The story of Wallace’s crime and hanging recently has been featured in the Tazewell County Genealogical & Historical Society’s Monthly, in the Nov. 2016 issue, on pages 1760-64, and the Dec. 2016 issue, on pages 1786-89. These issues are devoted to a reprint of most of the news coverage of Wallace’s hanging in the March 14, 1896 edition of the Pekin Daily Times – an edition that is not available in microfilm form at the Pekin Public Library, for the library’s microfilms of the Daily Times only commence in Oct. 1914.
Unfortunately, the Society’s copy of that newspaper is missing page five, so the conclusion of the Daily Times’ news report is lost.
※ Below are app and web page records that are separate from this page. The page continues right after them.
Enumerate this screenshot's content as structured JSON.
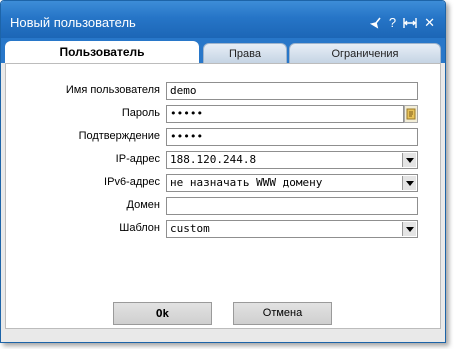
{
  "window": {
    "title": "Новый пользователь",
    "icons": [
      "broom-icon",
      "help-icon",
      "maximize-icon",
      "close-icon"
    ],
    "help_glyph": "?",
    "close_glyph": "✕"
  },
  "tabs": [
    {
      "label": "Пользователь",
      "active": true
    },
    {
      "label": "Права",
      "active": false
    },
    {
      "label": "Ограничения",
      "active": false
    }
  ],
  "form": {
    "username": {
      "label": "Имя пользователя",
      "value": "demo"
    },
    "password": {
      "label": "Пароль",
      "value": "•••••"
    },
    "confirm": {
      "label": "Подтверждение",
      "value": "•••••"
    },
    "ip": {
      "label": "IP-адрес",
      "value": "188.120.244.8"
    },
    "ipv6": {
      "label": "IPv6-адрес",
      "value": "не назначать WWW домену"
    },
    "domain": {
      "label": "Домен",
      "value": ""
    },
    "template": {
      "label": "Шаблон",
      "value": "custom"
    }
  },
  "buttons": {
    "ok": "Ok",
    "cancel": "Отмена"
  },
  "colors": {
    "titlebar": "#2675c7",
    "dialog_bg": "#e9e9e9"
  }
}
Nevertheless, the extant portion of the newspaper’s report is still extensive, and the reporting is quite detailed not only in its account of Wallace’s hanging but also in its recapitulation of the events leading up to his execution.
This story took up a very large part, if not most, of that day’s paper. In keeping with the usual newspaper style of those days, the editors gave the report not only a large, bold headline – “WALLACE HUNG” – but also a series of six subheadlines:
“His Neck Was Broken With a Sickening Thud,” “THE TRAP SPRUNG AT 11:08 A. M.,” “Paid the Penalty on the Gallows For His Sister’s Murder,” “EXECUTION PASSED OFF VERY QUIETLY,” “Grewsome (sic) Spectacle Witnessed by over Two Hundred People,” and “Much Excitement Caused Last Night by His Sudden Illness.”
Below are excerpts from the Pekin Daily Times’ account that expound upon the background of and motive for Wallace’s cruel and hateful acts. Further excerpts telling of the murder, the trial, Wallace’s appeals of his verdict and sentence, and his hanging will be featured in subsequent columns.
“Governor Altgeld was positive in his decision not to interfere in Wallace’s case. . . He said it was a peculiarly distressing case, owing to the many tragedies that had brought the Wallace family into public notice, fate seeming to pursue it with a relentless fury and remarkably fatality. First a son was instantly killed by the accidental discharge of a gun, while he was hunting, then Andy Wallace, the father, was shot and killed by Connelly, then came the tragic death of Mrs. Belle Bowlby, and last Albert Wallace, expiating a crime on the gallows. Nevertheless the governor said that he could do nothing. . . .”
“[Wallace] had never been satisfied with the action of his father, Andrew Wallace, in willing his fine farm and other property to his sister [Belle]. This was a decision that the old man arrived at a long time before his death, and about the time he quarreled with Albert and bade him leave home forever.
“The chasm separating father and son became wider as Wallace became more and more dissolute in his habits. The other children could not put up with old Wallace’s awful temper, and all but Belle, the murdered woman, left the family roof. She was a very amiable little girl, and when a woman, patiently and without ever a word of complaint, . . . .”
At this point the Daily Times report jumps to page five, but page five is lost.
Next week: Wallace’s crime